What is Sinusitis?
Many of us would have heard of someone around us who has a “sinus problem”. But is it really a sinus problem? Most people usually have chronic allergic rhinitis instead, producing the all dreaded morning and night symptoms of sneezing, itching, nasal discharge or nasal congestion.
Sinuses are in fact air cavities located in the skull and communicating with the passages of the nose. They include the maxillary, frontal, ethmoidal and sphenoid sinuses.
Sinusitis refers to the inflammation of the lining of the sinuses. This usually occurs as a complication of the common cold and is commonly viral in origin. Bacterial sinusitis is rarer, occurring in less than 10%, usually as a secondary post-viral infection. Acute sinusitis lasts less than 4 weeks while chronic sinusitis can last longer than 3 months.
What are some of the symptoms of Acute Sinusitis?
Acute sinusitis usually causes these following symptoms after an episode of upper respiratory tract infection:
- Nasal congestion or blockage
- Nasal discharge, thick, yellow to green
- Facial pain worse when bending forwards
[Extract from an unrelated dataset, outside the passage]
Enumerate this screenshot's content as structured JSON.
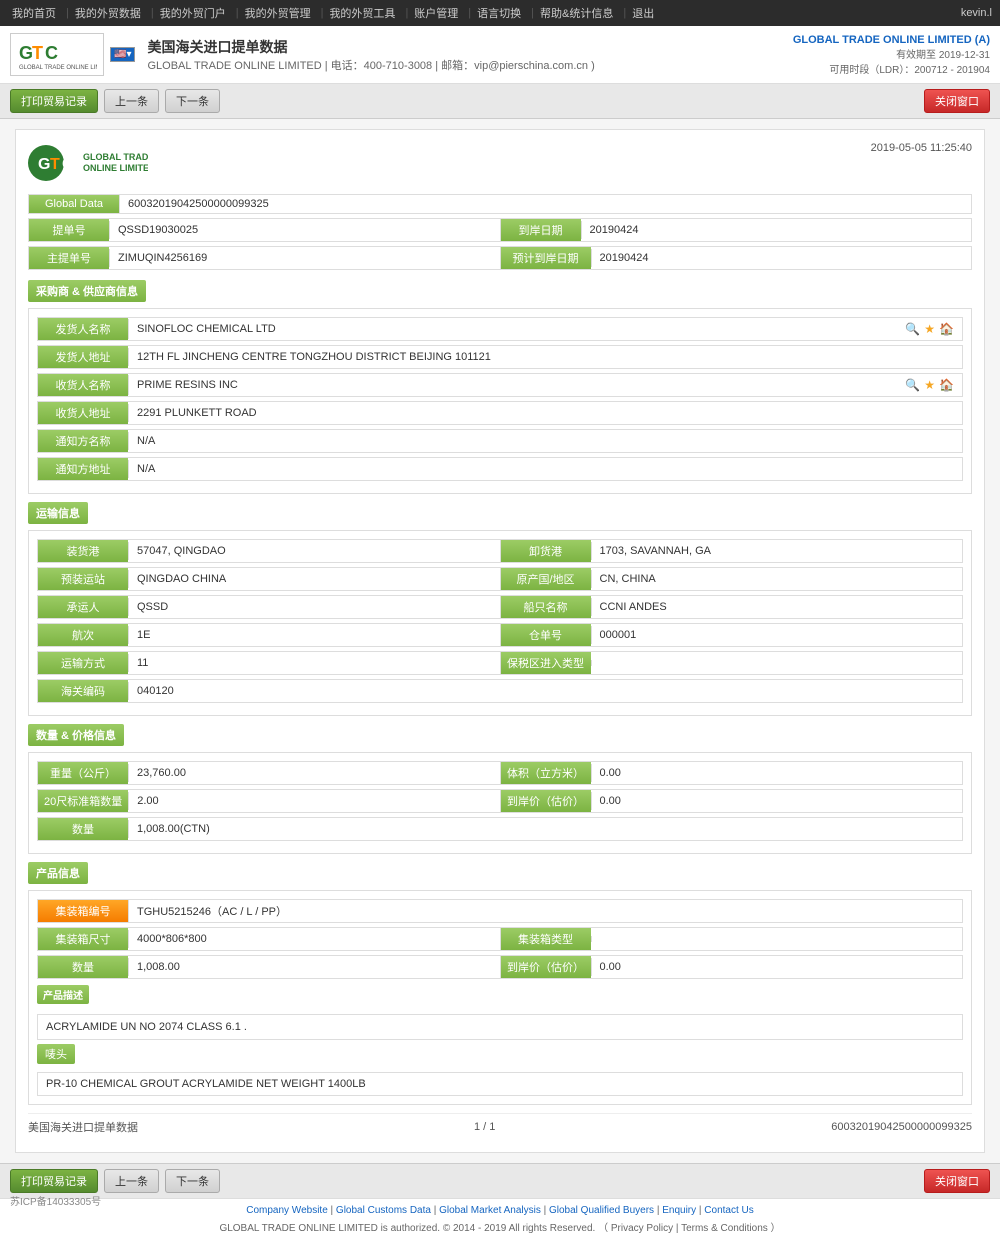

- Others: Fever, cough, inability to smell, toothache, ear pressure, fullness or hearing loss, headache, and bad breath.
When should I seek help for sinusitis?
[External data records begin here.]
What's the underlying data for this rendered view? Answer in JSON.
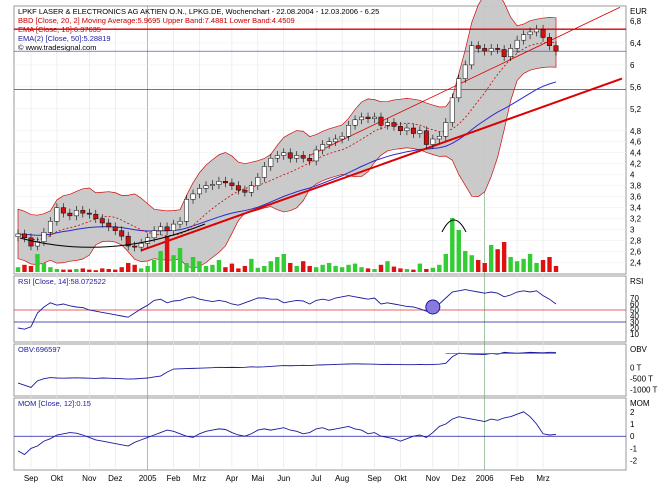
{
  "chart_data": [
    {
      "type": "candlestick",
      "currency": "EUR",
      "header_lines": [
        {
          "text": "LPKF LASER & ELECTRONICS AG AKTIEN O.N., LPKG.DE, Wochenchart - 22.08.2004 - 12.03.2006 - 6.25",
          "color": "#000000"
        },
        {
          "text": "BBD [Close, 20, 2] Moving Average:5.9695 Upper Band:7.4881 Lower Band:4.4509",
          "color": "#cc0000"
        },
        {
          "text": "EMA [Close, 10]:6.37635",
          "color": "#cc0000"
        },
        {
          "text": "EMA(2) [Close, 50]:5.28819",
          "color": "#1a1aa0"
        }
      ],
      "source_note": "© www.tradesignal.com",
      "y_ticks": [
        "6,8",
        "6,4",
        "6",
        "5,6",
        "5,2",
        "4,8",
        "4,6",
        "4,4",
        "4,2",
        "4",
        "3,8",
        "3,6",
        "3,4",
        "3,2",
        "3",
        "2,8",
        "2,6",
        "2,4"
      ],
      "close_series": [
        2.92,
        2.85,
        2.7,
        2.78,
        2.95,
        3.15,
        3.4,
        3.3,
        3.25,
        3.35,
        3.3,
        3.28,
        3.2,
        3.12,
        3.05,
        2.98,
        2.88,
        2.7,
        2.68,
        2.75,
        2.85,
        2.98,
        3.05,
        2.98,
        3.1,
        3.15,
        3.55,
        3.65,
        3.75,
        3.8,
        3.82,
        3.88,
        3.85,
        3.8,
        3.72,
        3.68,
        3.8,
        3.95,
        4.15,
        4.3,
        4.35,
        4.4,
        4.3,
        4.35,
        4.3,
        4.25,
        4.45,
        4.55,
        4.6,
        4.65,
        4.7,
        4.9,
        5.0,
        5.05,
        5.02,
        5.05,
        4.9,
        4.95,
        4.88,
        4.8,
        4.85,
        4.75,
        4.8,
        4.55,
        4.65,
        4.7,
        4.95,
        5.4,
        5.75,
        6.0,
        6.35,
        6.3,
        6.25,
        6.3,
        6.28,
        6.15,
        6.3,
        6.45,
        6.55,
        6.6,
        6.65,
        6.5,
        6.35,
        6.25
      ],
      "volume_bars": [
        0.08,
        0.12,
        0.1,
        0.3,
        0.15,
        0.08,
        0.05,
        0.04,
        0.04,
        0.05,
        0.06,
        0.04,
        0.03,
        0.06,
        0.05,
        0.04,
        0.08,
        0.15,
        0.12,
        0.06,
        0.1,
        0.2,
        0.35,
        0.6,
        0.28,
        0.4,
        0.15,
        0.25,
        0.18,
        0.1,
        0.12,
        0.2,
        0.08,
        0.14,
        0.06,
        0.1,
        0.22,
        0.07,
        0.1,
        0.18,
        0.25,
        0.3,
        0.15,
        0.1,
        0.18,
        0.1,
        0.08,
        0.12,
        0.15,
        0.1,
        0.08,
        0.12,
        0.14,
        0.08,
        0.06,
        0.05,
        0.12,
        0.18,
        0.09,
        0.06,
        0.05,
        0.04,
        0.14,
        0.05,
        0.07,
        0.12,
        0.3,
        0.9,
        0.7,
        0.35,
        0.28,
        0.2,
        0.15,
        0.45,
        0.38,
        0.5,
        0.25,
        0.18,
        0.22,
        0.3,
        0.15,
        0.2,
        0.25,
        0.1
      ],
      "horizontal_lines": [
        6.65,
        6.25,
        5.55
      ],
      "x_labels": [
        "Sep",
        "Okt",
        "Nov",
        "Dez",
        "2005",
        "Feb",
        "Mrz",
        "Apr",
        "Mai",
        "Jun",
        "Jul",
        "Aug",
        "Sep",
        "Okt",
        "Nov",
        "Dez",
        "2006",
        "Feb",
        "Mrz"
      ]
    },
    {
      "type": "line",
      "title": "RSI [Close, 14]:58.072522",
      "panel_tag": "RSI",
      "y_ticks": [
        "70",
        "60",
        "50",
        "40",
        "30",
        "20",
        "10"
      ],
      "levels": [
        50,
        30
      ],
      "ylim": [
        0,
        100
      ],
      "values": [
        20,
        18,
        22,
        45,
        55,
        62,
        58,
        60,
        57,
        55,
        54,
        50,
        48,
        46,
        44,
        42,
        40,
        38,
        45,
        52,
        58,
        66,
        68,
        62,
        65,
        66,
        70,
        72,
        68,
        66,
        64,
        66,
        64,
        60,
        58,
        62,
        66,
        70,
        70,
        68,
        68,
        62,
        64,
        66,
        65,
        60,
        66,
        68,
        66,
        70,
        72,
        74,
        72,
        70,
        68,
        70,
        60,
        62,
        60,
        58,
        56,
        55,
        52,
        48,
        55,
        60,
        70,
        80,
        82,
        84,
        82,
        80,
        78,
        80,
        78,
        72,
        75,
        80,
        82,
        80,
        82,
        74,
        68,
        60
      ],
      "highlight_index": 64
    },
    {
      "type": "line",
      "title": "OBV:696597",
      "panel_tag": "OBV",
      "y_ticks": [
        "0 T",
        "-500 T",
        "-1000 T"
      ],
      "ylim": [
        -1200,
        900
      ],
      "values": [
        -700,
        -800,
        -900,
        -600,
        -500,
        -450,
        -470,
        -480,
        -470,
        -460,
        -470,
        -480,
        -490,
        -470,
        -480,
        -490,
        -500,
        -520,
        -510,
        -490,
        -470,
        -420,
        -380,
        -200,
        -60,
        -50,
        -40,
        -30,
        -20,
        -10,
        0,
        20,
        10,
        15,
        10,
        20,
        40,
        30,
        40,
        60,
        80,
        100,
        90,
        100,
        110,
        100,
        120,
        130,
        140,
        150,
        160,
        170,
        180,
        170,
        165,
        160,
        150,
        155,
        150,
        145,
        140,
        138,
        150,
        140,
        150,
        160,
        200,
        500,
        660,
        640,
        620,
        610,
        600,
        650,
        620,
        700,
        680,
        660,
        680,
        700,
        690,
        680,
        700,
        696
      ]
    },
    {
      "type": "line",
      "title": "MOM [Close, 12]:0.15",
      "panel_tag": "MOM",
      "y_ticks": [
        "2",
        "1",
        "0",
        "-1",
        "-2"
      ],
      "level": 0,
      "ylim": [
        -2.6,
        2.8
      ],
      "values": [
        -1.2,
        -1.5,
        -1.0,
        -0.8,
        -0.4,
        -0.2,
        0.1,
        0.2,
        0.3,
        0.25,
        0.1,
        -0.1,
        -0.3,
        -0.4,
        -0.5,
        -0.6,
        -0.7,
        -0.8,
        -0.5,
        -0.3,
        -0.1,
        0.1,
        0.3,
        0.5,
        0.4,
        0.2,
        0.0,
        -0.1,
        0.2,
        0.4,
        0.5,
        0.6,
        0.55,
        0.3,
        0.1,
        0.0,
        0.2,
        0.5,
        0.6,
        0.5,
        0.6,
        0.7,
        0.5,
        0.4,
        0.2,
        0.3,
        0.6,
        0.7,
        0.5,
        0.6,
        0.7,
        0.8,
        0.6,
        0.5,
        0.2,
        0.3,
        0.0,
        -0.1,
        -0.2,
        -0.4,
        -0.2,
        0.0,
        0.1,
        -0.1,
        0.3,
        0.8,
        1.0,
        1.4,
        1.6,
        1.5,
        1.4,
        1.3,
        1.2,
        1.4,
        1.3,
        1.5,
        1.6,
        1.8,
        2.0,
        1.6,
        1.0,
        0.2,
        0.1,
        0.15
      ]
    }
  ]
}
Most patients improve within 7-10 days even without treatment, especially viral sinusitis.
Seek help if the above symptoms persist longer than 7-10 days.
Other red flags which warrant urgent medical attention include:
- High fever
- Sudden, severe pain in the face or head
- Swelling, puffiness or redness around one or both eyes
- Double vision or loss of vision
- Confusion, drowsy
- Neck stiffness
A full history and physical examination of the ear, nose and throat would be required. Direct visualisation of the nasal passages and the sinuses with flexible endoscopy is usually required.Bacterial swabs may be required if there is inadequate response to antibiotics.In rare cases, other imaging techniques such as CT scans will be necessary to exclude complications.
What are the treatment options for Acute Sinusitis?
Unless there is clear evidence of a severe bacterial infection, initial treatment is symptomatic.
This includes a combination of:
- Pain relief medications
- Nasal saline irrigation
- Nasal decongestants (temporary)
Oral antibiotics may be necessary if symptoms persist for more than 7-10 days or if there are severe symptoms. Nasal steroid sprays may also be prescribed to reduce swelling of the lining of the nasal cavity and sinuses. This may be continued long term if there is evidence of allergic rhinitis.
What are some of the symptoms of Chronic Rhinosinusitis?
Persistence of the following for more than 3 months despite medical therapy:
- Thick, yellow to green nasal discharge or phlegm
- Nasal congestion or obstruction
- Facial pain or fullness
- Decreased sense of smell
Combination medical therapy include nasal saline washes, topical and systemic steroids, antibiotics, and antileukotriene agents (e.g. montelukast or Singulair).
Surgery in the form of Functional Endoscopic Sinus Surgery (FESS) may be required for failed medical therapy or to correct structural anomalies. New technologies such as image guidance surgery (IGS), microdebriders, and balloon sinuplasty help to effectively treat chronic sinusitis and even nasal polyps, while minimizing pain and complications.